(Saved entries)
______

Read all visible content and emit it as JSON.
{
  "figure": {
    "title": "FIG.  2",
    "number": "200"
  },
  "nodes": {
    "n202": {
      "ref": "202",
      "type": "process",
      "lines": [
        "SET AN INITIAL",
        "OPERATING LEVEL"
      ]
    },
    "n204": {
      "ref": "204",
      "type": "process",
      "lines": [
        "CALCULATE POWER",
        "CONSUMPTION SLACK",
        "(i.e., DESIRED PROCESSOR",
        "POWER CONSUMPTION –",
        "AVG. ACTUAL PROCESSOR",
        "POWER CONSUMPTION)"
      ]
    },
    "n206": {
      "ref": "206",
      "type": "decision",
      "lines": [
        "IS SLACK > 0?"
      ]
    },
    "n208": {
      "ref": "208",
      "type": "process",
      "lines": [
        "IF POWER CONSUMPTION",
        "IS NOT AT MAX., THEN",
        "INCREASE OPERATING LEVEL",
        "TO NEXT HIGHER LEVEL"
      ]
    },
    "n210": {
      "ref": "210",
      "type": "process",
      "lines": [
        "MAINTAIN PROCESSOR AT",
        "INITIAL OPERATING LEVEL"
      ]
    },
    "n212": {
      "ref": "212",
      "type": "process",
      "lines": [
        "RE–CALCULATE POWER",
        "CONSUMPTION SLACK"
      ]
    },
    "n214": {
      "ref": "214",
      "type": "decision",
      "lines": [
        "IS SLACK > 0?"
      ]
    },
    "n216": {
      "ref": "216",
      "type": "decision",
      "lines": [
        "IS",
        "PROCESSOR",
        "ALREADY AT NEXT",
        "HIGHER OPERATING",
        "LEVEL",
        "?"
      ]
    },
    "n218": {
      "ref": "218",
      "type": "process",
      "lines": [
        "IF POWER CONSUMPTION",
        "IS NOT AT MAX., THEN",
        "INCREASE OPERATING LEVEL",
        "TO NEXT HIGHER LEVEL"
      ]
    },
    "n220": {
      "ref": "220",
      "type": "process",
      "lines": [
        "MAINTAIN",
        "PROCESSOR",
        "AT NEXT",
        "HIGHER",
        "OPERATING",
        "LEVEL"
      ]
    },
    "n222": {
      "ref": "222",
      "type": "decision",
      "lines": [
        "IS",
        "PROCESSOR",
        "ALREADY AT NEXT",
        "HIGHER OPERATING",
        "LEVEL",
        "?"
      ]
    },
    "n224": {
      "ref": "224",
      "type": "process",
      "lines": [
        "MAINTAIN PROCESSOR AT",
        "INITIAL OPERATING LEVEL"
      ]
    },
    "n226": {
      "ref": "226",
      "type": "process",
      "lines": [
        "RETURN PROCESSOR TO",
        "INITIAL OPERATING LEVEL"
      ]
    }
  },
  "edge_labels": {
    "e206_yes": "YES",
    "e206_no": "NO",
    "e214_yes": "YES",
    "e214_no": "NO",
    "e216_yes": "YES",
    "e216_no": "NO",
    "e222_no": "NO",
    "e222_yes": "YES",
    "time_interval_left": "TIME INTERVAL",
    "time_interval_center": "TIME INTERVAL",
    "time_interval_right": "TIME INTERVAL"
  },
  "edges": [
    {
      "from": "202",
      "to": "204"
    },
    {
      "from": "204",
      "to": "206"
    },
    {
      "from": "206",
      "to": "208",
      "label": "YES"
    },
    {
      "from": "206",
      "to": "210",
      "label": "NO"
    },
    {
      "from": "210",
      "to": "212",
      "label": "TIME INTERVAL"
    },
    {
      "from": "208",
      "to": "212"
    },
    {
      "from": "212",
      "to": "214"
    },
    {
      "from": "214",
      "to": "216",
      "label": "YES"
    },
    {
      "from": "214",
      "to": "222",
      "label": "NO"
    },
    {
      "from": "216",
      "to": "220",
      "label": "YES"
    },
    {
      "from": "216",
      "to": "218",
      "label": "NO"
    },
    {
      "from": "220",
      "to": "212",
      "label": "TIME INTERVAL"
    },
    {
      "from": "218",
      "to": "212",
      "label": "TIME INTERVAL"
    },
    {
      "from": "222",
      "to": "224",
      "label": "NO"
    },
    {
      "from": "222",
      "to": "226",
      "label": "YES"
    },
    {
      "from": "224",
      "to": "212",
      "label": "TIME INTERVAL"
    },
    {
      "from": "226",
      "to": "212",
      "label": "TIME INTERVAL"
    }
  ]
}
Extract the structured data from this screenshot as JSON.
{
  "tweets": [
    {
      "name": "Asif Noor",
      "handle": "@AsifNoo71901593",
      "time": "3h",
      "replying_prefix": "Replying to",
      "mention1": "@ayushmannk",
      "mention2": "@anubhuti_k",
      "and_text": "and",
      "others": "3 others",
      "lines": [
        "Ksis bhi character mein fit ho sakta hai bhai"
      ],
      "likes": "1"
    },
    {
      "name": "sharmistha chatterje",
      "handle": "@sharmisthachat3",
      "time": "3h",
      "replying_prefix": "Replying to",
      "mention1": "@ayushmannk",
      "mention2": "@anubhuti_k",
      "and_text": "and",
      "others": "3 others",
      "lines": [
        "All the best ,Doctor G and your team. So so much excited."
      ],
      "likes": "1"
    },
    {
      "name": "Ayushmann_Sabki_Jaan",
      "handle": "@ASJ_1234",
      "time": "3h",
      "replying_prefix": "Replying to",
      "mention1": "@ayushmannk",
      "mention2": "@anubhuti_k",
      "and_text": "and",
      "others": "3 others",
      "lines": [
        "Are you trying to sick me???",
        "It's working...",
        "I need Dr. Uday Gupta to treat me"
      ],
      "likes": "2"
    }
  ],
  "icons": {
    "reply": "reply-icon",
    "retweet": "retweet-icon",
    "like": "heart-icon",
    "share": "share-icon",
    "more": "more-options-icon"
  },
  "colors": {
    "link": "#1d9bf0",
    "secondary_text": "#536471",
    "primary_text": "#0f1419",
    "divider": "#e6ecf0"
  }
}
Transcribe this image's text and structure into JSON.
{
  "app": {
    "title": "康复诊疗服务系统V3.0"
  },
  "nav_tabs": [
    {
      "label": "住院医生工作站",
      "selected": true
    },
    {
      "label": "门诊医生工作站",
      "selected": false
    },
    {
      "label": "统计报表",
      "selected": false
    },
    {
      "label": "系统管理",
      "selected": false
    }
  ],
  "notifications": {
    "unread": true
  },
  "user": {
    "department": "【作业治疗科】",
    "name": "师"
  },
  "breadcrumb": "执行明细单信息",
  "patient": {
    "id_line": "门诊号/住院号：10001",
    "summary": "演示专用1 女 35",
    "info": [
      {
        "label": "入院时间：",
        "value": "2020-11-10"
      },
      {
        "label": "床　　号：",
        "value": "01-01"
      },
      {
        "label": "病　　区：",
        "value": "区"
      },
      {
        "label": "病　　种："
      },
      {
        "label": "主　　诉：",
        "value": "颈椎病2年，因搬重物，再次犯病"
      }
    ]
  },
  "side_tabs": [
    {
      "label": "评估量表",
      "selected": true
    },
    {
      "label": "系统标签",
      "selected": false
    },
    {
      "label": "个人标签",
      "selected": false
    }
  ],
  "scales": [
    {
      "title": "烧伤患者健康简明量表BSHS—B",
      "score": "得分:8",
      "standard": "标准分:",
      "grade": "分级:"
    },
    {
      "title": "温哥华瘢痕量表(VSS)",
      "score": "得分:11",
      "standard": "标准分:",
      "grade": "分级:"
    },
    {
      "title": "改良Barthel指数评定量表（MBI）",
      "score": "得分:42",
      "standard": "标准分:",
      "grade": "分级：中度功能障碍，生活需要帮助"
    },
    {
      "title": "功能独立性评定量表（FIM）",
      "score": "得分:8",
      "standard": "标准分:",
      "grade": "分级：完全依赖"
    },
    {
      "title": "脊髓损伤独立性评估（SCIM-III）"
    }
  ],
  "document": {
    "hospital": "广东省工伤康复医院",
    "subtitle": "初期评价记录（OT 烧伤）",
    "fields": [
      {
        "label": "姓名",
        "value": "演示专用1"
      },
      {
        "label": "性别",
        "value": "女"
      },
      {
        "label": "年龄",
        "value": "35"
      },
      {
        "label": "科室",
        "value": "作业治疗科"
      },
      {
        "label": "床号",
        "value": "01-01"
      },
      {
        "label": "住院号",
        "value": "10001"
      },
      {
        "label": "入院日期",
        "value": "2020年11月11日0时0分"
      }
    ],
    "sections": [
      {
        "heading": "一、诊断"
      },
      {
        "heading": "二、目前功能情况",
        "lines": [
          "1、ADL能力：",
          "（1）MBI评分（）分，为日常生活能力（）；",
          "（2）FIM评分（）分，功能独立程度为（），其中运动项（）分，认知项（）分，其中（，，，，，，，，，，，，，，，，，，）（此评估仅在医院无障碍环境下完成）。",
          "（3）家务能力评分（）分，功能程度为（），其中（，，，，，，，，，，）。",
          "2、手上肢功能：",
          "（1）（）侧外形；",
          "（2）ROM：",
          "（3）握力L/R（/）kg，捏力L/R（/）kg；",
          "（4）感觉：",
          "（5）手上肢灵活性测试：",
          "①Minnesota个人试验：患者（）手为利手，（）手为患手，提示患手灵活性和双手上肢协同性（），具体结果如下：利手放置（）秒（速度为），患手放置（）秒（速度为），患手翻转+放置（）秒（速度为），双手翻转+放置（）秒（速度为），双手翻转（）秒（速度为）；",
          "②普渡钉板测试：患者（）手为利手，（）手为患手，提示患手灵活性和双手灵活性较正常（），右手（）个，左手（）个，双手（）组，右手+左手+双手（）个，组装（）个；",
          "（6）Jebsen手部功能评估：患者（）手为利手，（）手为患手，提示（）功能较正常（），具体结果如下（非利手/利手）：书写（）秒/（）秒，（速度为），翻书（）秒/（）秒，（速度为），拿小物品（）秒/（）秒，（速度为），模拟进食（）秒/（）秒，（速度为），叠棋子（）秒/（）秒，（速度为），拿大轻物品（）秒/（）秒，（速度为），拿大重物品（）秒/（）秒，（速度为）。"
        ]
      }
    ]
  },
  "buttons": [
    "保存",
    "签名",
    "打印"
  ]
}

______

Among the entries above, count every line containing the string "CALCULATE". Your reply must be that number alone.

## Finished exercise
2